Records below:
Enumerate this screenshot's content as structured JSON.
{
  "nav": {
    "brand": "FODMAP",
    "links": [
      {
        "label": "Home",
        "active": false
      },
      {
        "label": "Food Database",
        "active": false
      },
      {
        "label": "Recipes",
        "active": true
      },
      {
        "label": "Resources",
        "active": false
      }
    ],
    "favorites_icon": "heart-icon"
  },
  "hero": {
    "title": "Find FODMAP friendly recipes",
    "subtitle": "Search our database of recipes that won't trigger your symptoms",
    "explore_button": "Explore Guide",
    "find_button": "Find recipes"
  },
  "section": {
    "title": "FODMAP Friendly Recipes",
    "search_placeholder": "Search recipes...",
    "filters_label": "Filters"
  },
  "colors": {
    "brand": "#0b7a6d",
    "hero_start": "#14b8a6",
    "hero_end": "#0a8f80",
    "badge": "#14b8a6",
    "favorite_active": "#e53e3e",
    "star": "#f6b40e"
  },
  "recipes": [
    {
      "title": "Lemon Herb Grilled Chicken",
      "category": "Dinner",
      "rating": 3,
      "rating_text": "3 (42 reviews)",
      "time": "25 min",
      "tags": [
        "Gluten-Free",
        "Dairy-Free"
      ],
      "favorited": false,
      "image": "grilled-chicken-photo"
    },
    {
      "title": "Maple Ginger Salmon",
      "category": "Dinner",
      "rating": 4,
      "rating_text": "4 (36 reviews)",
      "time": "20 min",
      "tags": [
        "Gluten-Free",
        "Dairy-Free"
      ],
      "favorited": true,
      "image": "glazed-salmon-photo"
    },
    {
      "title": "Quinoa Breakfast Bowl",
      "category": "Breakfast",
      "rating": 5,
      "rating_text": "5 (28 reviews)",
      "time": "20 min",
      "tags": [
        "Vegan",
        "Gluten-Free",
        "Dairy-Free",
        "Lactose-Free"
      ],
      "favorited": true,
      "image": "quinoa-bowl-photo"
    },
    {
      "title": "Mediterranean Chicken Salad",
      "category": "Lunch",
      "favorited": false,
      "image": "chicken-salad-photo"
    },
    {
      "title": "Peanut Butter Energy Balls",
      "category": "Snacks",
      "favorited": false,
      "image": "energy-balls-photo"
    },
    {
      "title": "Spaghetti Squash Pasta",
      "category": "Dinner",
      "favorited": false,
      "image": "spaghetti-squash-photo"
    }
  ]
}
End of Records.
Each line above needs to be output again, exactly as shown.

Enumerate this screenshot's content as structured JSON.
{
  "nav": {
    "brand": "FODMAP",
    "links": [
      {
        "label": "Home",
        "active": false
      },
      {
        "label": "Food Database",
        "active": false
      },
      {
        "label": "Recipes",
        "active": true
      },
      {
        "label": "Resources",
        "active": false
      }
    ],
    "favorites_icon": "heart-icon"
  },
  "hero": {
    "title": "Find FODMAP friendly recipes",
    "subtitle": "Search our database of recipes that won't trigger your symptoms",
    "explore_button": "Explore Guide",
    "find_button": "Find recipes"
  },
  "section": {
    "title": "FODMAP Friendly Recipes",
    "search_placeholder": "Search recipes...",
    "filters_label": "Filters"
  },
  "colors": {
    "brand": "#0b7a6d",
    "hero_start": "#14b8a6",
    "hero_end": "#0a8f80",
    "badge": "#14b8a6",
    "favorite_active": "#e53e3e",
    "star": "#f6b40e"
  },
  "recipes": [
    {
      "title": "Lemon Herb Grilled Chicken",
      "category": "Dinner",
      "rating": 3,
      "rating_text": "3 (42 reviews)",
      "time": "25 min",
      "tags": [
        "Gluten-Free",
        "Dairy-Free"
      ],
      "favorited": false,
      "image": "grilled-chicken-photo"
    },
    {
      "title": "Maple Ginger Salmon",
      "category": "Dinner",
      "rating": 4,
      "rating_text": "4 (36 reviews)",
      "time": "20 min",
      "tags": [
        "Gluten-Free",
        "Dairy-Free"
      ],
      "favorited": true,
      "image": "glazed-salmon-photo"
    },
    {
      "title": "Quinoa Breakfast Bowl",
      "category": "Breakfast",
      "rating": 5,
      "rating_text": "5 (28 reviews)",
      "time": "20 min",
      "tags": [
        "Vegan",
        "Gluten-Free",
        "Dairy-Free",
        "Lactose-Free"
      ],
      "favorited": true,
      "image": "quinoa-bowl-photo"
    },
    {
      "title": "Mediterranean Chicken Salad",
      "category": "Lunch",
      "favorited": false,
      "image": "chicken-salad-photo"
    },
    {
      "title": "Peanut Butter Energy Balls",
      "category": "Snacks",
      "favorited": false,
      "image": "energy-balls-photo"
    },
    {
      "title": "Spaghetti Squash Pasta",
      "category": "Dinner",
      "favorited": false,
      "image": "spaghetti-squash-photo"
    }
  ]
}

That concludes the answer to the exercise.